Juola looked at a rather small body of data (by the standards of computational linguists these days), but he did include samples from a number of writers for comparison (known in the trade as ‘distractors’). His results, as he explains scrupulously, do not lead to a clear attribution of authorship; they do point to Rowling as the most likely author, and they pretty much rule out all the other authors included.
It’s an interesting read, giving a flavour of what people do with computers and language, and also the limitations of this sort of approach. Any students (or potential students) reading this and feeling twinges of interest should note that I teach an introduction to computational linguistics every second year (offered again in 2014). Feel free to enrol!
Ghost writing: The Girl in The Spider’s Web and other resurrections
Stewart King Crime fiction series are enormously popular, with readers, authors and publishers. An established … Continue reading Ghost writing: The Girl in The Spider’s Web and other resurrections
French lecturer Patrick Durel wins MSA Outstanding Teaching Award
Dr Patrick Durel has been awarded the 2015 Monash Student Association’s Outstanding Teaching Award for the … Continue reading French lecturer Patrick Durel wins MSA Outstanding Teaching Award
The Aussie accent is drink-related? That’s just a hangover from our cultural cringe
Howard Manns Last week a piece in The Age set out a simple enough proposition. … Continue reading The Aussie accent is drink-related? That’s just a hangover from our cultural cringe
Insight into need for interpreting services in legal, mental health and domestic violence areas
The recent ‘Domestic Violence & Interpreting – A National Forum’ hosted by Monash’s Translation & … Continue reading Insight into need for interpreting services in legal, mental health and domestic violence areas
China and Eurasia: how much does the past matter?
Professor Wang Gungwu will join a conversation with Emerita Professor Marika Vicziany (Asian Studies); Professor Carolyn … Continue reading China and Eurasia: how much does the past matter?
True Blue?
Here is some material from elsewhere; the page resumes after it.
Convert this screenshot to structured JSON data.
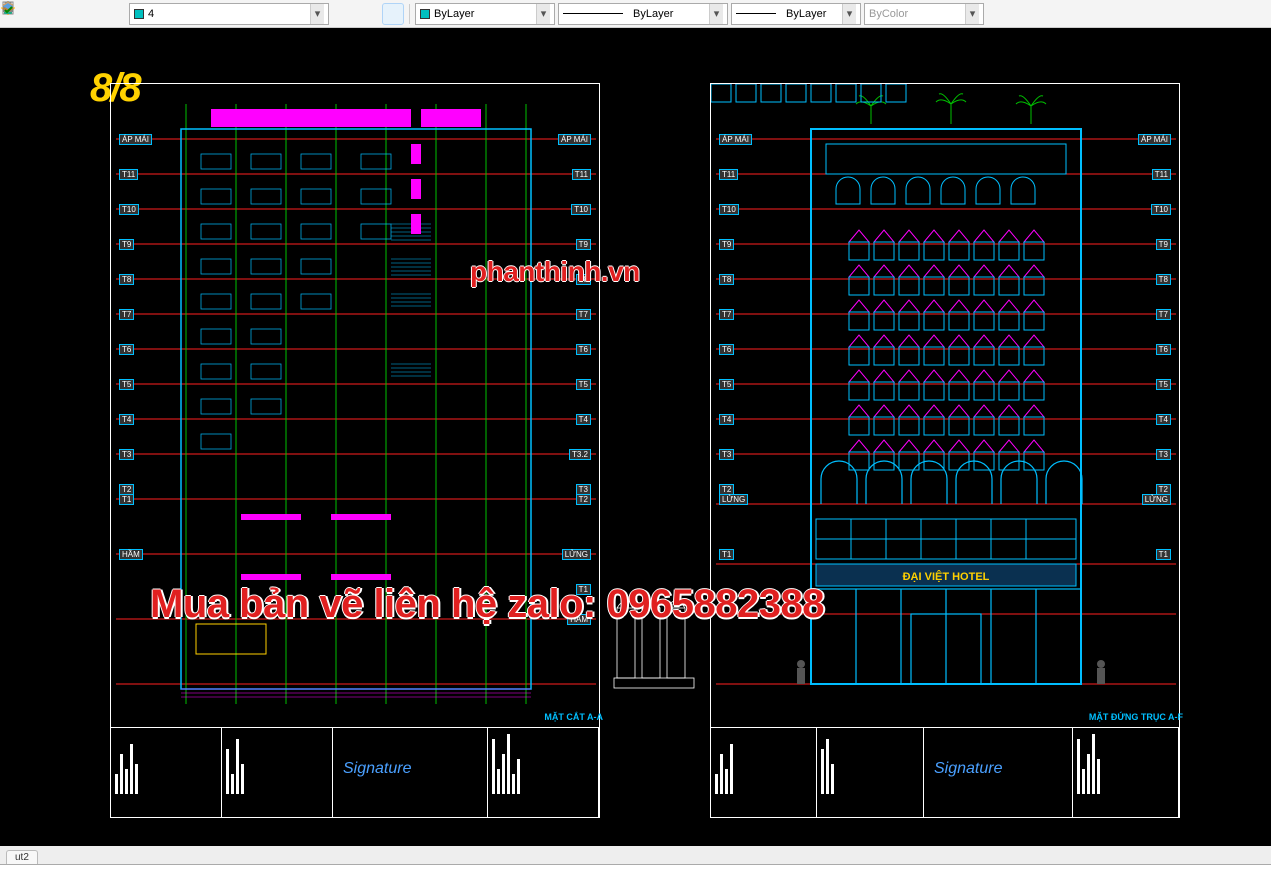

Crime fiction and Australia
Stewart King, School of Languages, Literatures, Cultures and Linguistics Australian Michael Robotham has taken home … Continue reading True Blue? Crime fiction and Australia
Godzilla, Wine and Video Games: Getting to know Monash researcher Jason Christopher Jones
Want to know how the Japanese language, wine, Godzilla and video games all tie in to being a researcher at Monash? Lecturer in Japanese studies, Jason Jones, tells us about his passion for ‘all things Japanese’, and about his research around the themes of cultural exchange and adaptation.
LITERARY COMMONS! comes to Monash
LITERARY COMMONS! is a long-term and deep-impact project that brings together writers and fosters writing that is … Continue reading LITERARY COMMONS! comes to Monash
Can a computer write poetry? Oscar Schwartz presents at TEDxYouth Sydney
Earlier this year, Oscar Schwartz presented a TEDxYouth@Sydney talk on his PhD research exploring the … Continue reading Can a computer write poetry? Oscar Schwartz presents at TEDxYouth Sydney
New journal for School of Languages, Literatures, Cultures and Linguistics
In early 2015, postgraduate students and staff of the Monash School of Languages, Literatures, Cultures … Continue reading New journal for School of Languages, Literatures, Cultures and Linguistics
World first at Monash: Chair in Cultural Linguistics appointed to Farzad Sharifian
Professor Farzad Sharifian has recently been appointed as the Chair in Cultural Linguistics at Monash, … Continue reading World first at Monash: Chair in Cultural Linguistics appointed to Farzad Sharifian
Interpreting & Translation students take on international internships
Interpreting and Translation Masters students have recently gained in-house experience as professional translators and interpreters at two multilingual international organisations